> **Assignment**
Below are the records. Count the lines containing the string "this", and reply with the number alone.

╭─ Provided data

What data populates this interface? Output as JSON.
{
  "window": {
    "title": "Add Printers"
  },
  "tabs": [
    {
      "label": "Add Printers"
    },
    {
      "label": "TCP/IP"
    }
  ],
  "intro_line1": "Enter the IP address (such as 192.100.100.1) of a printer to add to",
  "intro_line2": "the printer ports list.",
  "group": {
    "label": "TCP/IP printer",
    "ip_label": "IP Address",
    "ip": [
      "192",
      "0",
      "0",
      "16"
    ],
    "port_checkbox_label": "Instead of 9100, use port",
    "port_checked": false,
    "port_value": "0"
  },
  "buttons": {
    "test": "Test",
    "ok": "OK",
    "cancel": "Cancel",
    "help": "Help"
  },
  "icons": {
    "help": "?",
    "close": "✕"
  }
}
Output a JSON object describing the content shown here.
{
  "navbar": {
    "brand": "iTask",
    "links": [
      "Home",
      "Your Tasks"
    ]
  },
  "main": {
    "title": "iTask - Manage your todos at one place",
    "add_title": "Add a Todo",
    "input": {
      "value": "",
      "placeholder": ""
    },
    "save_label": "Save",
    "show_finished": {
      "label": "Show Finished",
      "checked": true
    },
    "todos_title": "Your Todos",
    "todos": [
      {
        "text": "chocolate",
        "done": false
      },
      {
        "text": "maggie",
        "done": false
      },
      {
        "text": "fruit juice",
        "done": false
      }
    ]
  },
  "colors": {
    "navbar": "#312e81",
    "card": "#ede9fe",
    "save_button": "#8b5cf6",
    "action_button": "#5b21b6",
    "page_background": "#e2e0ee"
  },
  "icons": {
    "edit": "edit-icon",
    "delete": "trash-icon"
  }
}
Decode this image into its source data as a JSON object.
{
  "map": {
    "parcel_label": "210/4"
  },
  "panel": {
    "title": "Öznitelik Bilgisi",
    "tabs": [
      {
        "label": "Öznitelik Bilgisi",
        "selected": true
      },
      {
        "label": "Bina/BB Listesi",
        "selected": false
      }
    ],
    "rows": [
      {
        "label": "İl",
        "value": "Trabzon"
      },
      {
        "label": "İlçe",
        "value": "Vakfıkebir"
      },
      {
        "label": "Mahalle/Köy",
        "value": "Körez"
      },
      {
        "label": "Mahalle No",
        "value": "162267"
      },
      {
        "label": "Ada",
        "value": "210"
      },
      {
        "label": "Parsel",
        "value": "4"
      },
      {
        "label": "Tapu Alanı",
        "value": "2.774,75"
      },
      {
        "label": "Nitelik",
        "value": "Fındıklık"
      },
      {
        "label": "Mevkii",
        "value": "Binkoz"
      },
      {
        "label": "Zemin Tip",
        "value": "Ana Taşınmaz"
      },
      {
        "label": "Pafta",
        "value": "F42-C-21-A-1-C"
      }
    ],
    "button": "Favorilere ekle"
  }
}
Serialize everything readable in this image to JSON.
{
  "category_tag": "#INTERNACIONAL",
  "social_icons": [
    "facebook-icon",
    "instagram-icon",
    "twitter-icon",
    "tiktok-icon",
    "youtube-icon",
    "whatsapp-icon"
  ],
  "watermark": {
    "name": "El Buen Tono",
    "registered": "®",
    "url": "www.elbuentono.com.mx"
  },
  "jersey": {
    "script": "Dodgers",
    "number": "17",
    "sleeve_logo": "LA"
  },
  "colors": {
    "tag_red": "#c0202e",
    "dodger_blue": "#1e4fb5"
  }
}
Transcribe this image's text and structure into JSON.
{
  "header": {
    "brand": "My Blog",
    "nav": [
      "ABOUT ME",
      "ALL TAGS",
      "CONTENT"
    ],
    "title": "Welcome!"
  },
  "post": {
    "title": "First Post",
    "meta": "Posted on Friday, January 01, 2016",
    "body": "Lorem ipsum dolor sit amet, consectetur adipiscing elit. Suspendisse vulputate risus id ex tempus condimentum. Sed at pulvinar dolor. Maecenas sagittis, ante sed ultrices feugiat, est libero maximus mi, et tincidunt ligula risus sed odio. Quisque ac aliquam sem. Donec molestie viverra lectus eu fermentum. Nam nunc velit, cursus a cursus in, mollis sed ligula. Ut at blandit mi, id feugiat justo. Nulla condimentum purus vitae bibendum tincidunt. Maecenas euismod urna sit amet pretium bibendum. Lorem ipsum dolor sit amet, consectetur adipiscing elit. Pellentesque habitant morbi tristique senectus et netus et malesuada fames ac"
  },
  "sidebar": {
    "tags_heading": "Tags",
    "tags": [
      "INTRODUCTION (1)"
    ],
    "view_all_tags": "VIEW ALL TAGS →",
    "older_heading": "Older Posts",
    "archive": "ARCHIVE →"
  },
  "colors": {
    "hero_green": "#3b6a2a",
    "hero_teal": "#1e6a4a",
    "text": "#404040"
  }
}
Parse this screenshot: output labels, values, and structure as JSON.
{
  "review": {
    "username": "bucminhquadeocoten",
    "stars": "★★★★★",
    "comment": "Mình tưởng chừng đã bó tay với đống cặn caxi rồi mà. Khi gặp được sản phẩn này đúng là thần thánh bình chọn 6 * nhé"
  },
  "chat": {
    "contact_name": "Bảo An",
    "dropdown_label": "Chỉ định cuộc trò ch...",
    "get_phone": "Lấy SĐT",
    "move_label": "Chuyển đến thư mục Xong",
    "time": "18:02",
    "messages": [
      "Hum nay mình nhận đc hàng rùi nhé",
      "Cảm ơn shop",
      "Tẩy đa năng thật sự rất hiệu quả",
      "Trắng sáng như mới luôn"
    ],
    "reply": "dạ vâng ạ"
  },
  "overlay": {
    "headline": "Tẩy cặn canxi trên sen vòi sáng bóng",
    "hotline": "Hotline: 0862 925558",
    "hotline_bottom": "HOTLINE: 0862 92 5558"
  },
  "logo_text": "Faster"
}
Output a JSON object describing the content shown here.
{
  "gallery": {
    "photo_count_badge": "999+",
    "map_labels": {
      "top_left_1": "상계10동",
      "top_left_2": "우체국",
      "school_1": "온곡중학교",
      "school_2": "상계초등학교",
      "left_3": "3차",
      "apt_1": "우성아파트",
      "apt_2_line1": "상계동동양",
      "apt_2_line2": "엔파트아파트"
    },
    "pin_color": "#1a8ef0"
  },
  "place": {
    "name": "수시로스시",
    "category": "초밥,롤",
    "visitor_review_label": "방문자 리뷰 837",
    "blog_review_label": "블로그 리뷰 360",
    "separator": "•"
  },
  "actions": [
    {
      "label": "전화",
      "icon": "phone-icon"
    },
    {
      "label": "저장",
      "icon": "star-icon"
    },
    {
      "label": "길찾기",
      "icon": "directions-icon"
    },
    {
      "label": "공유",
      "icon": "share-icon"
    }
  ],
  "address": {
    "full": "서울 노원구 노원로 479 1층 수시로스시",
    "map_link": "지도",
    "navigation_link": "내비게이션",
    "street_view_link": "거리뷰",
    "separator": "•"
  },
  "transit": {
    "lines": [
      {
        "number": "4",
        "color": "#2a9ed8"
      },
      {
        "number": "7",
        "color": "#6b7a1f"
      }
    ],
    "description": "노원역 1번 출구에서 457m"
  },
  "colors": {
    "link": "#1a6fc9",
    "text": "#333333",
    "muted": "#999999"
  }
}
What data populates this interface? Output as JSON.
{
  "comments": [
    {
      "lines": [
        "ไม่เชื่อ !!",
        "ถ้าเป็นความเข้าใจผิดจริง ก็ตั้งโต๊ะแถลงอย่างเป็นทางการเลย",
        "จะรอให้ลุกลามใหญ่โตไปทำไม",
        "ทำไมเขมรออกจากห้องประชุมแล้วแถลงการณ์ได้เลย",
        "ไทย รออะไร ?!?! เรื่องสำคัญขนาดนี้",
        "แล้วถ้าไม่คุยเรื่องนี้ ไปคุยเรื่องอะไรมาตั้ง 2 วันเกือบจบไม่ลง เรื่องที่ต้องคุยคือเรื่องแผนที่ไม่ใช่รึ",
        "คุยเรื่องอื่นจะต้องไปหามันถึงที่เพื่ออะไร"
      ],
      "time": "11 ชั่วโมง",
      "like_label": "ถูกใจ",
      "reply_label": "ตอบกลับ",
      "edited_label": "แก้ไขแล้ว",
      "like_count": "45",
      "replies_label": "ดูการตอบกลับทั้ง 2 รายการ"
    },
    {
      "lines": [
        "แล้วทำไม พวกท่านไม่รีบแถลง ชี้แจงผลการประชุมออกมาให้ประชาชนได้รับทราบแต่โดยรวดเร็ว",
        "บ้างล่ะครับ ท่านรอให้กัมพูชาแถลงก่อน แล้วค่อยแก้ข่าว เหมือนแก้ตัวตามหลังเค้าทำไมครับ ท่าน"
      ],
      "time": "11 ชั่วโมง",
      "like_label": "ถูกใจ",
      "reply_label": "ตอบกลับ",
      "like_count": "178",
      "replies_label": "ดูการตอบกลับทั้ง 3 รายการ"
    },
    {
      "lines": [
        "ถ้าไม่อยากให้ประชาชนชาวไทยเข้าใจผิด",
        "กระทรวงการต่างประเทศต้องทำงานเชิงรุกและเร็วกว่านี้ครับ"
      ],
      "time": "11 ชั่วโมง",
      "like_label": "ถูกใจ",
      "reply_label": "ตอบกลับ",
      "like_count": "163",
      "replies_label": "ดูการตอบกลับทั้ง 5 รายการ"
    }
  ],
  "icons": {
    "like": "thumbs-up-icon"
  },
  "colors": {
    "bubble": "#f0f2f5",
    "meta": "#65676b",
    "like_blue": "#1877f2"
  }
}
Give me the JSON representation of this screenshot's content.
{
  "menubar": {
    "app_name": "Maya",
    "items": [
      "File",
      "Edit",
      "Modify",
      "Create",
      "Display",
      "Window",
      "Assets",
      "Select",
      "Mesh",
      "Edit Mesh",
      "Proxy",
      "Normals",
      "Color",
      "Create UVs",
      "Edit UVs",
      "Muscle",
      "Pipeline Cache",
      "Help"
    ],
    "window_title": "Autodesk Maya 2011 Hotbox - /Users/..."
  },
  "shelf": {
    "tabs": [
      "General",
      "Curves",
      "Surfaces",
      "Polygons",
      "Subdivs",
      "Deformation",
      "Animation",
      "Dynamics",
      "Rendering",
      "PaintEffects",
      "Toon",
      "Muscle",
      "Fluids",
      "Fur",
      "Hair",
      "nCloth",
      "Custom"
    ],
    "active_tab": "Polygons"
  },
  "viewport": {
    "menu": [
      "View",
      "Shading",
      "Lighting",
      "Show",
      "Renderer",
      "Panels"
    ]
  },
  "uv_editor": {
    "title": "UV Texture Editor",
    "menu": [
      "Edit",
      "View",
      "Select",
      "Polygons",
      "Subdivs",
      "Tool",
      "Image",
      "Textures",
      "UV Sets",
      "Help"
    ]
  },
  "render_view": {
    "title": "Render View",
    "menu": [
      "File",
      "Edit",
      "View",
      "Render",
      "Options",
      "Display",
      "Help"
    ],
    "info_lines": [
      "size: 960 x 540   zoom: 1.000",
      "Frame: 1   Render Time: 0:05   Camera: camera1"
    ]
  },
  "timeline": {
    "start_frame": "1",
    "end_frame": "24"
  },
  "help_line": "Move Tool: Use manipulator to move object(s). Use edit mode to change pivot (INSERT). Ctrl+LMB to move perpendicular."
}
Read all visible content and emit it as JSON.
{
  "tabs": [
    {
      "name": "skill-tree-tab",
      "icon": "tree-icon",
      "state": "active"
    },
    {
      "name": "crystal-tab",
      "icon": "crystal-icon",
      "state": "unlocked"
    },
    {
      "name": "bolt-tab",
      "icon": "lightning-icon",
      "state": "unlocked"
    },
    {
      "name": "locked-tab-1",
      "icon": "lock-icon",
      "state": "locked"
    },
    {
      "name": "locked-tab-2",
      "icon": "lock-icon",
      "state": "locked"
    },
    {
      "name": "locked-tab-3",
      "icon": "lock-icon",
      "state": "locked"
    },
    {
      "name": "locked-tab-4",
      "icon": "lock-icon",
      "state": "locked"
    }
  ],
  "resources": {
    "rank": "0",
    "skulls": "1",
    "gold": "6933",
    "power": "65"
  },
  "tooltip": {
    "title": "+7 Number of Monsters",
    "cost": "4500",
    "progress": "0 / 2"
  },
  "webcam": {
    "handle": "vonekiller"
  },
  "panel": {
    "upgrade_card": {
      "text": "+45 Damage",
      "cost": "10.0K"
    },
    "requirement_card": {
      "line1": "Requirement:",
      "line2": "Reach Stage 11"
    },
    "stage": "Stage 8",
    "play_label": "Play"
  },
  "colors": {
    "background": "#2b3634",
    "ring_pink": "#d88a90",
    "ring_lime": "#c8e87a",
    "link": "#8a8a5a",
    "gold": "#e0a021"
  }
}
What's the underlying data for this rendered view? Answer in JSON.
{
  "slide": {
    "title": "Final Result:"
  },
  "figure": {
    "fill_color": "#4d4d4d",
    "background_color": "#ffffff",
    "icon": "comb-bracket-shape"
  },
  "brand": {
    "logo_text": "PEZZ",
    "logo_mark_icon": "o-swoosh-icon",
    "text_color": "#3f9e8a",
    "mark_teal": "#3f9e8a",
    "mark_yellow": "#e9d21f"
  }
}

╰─

> **Response area**
8